Three Los Angeles area restaurants, Gus’s World Famous Fried Chicken, Prime Pizza, and Sebastian’s Mediterranean Cuisine, are providing free food to students who rely on school meal programs for daily sustenance. With school closures throughout the city due to coronavirus measures, these restaurants want to make sure that vulnerable students and their families don’t go hungry even with the 60 grab-and-go meal distribution centers established by Los Angeles Unified School District (LAUSD) across the county.
“The inspiration behind this program was based on speaking with our employees who are either facing this very issue or know families that are,” shares Raehan Qureshi, owner of Gus’s World Famous Fried Chicken. The free meal program, which was originally only offered at Gus’s Crenshaw Boulevard location, has since expanded to all of the chain’s four Southern California restaurants. “Since we started spreading the word, we have been able to feed several hundred children,” says Qureshi. Meals are available to all school-aged children from noon to 8 p.m. everyday at Gus’s locations in Mid-City, Long Beach, Burbank, and Santa Ana.
Inspired by a similar initiative at Best Pizza in Brooklyn, Prime Pizza posted an open call on its Instagram account for any LAUSD students or families to send a direct message for assistance. “It is more important than ever to be a strong pillar for our team members, customers, and the neighborhood at large,” says co-owner James Starr. “Our goal is to provide free meals as long as they are needed. We are currently working on a plan to make it as easy as possible for families in need to come to the pizzeria and pickup food.” Prime Pizza is also serving Burbank Unified School District with this initiative.
Nima Karimi, the owner of Sebastian’s Mediterranean in San Pedro, posted a heartfelt message on social media seeking to serve individuals impacted by COVID-19, including children who depend on school meals. He is currently in conversations with local school leaders on how to best assist the community at this time. “I started this business with a lot of support from the community,” says Karimi. “If I don’t help, then what am I good for? Now is the time to show who you are, now is the time to help,” he adds. Karimi plans to continue these efforts even after the pandemic passes.
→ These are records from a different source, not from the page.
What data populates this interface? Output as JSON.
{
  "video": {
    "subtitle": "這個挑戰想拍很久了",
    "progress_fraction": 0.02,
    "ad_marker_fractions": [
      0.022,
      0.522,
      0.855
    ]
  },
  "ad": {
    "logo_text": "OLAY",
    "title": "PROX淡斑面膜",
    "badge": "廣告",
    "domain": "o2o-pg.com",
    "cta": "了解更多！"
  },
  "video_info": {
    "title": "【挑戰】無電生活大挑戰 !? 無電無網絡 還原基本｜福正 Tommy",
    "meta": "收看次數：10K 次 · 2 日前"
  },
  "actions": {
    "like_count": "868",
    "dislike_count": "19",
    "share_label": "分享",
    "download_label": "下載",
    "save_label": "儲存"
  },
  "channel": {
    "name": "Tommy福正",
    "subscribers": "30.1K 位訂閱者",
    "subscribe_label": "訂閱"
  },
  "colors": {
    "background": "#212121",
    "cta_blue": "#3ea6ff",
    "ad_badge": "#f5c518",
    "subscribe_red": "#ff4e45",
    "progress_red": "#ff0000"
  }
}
With Governor Gavin Newsom forecasting that California’s public schools will remain closed until the end of the academic year, it has become more important for communities to come together to serve vulnerable children. Even though the COVID-19 pandemic has uprooted the hospitality industry, some pillars of the community are digging deep to heed the call to help those in need. While it is unclear how long these businesses can sustainably extend their generosity, all three restaurants are committed to meeting as many needs as possible for the foreseeable future.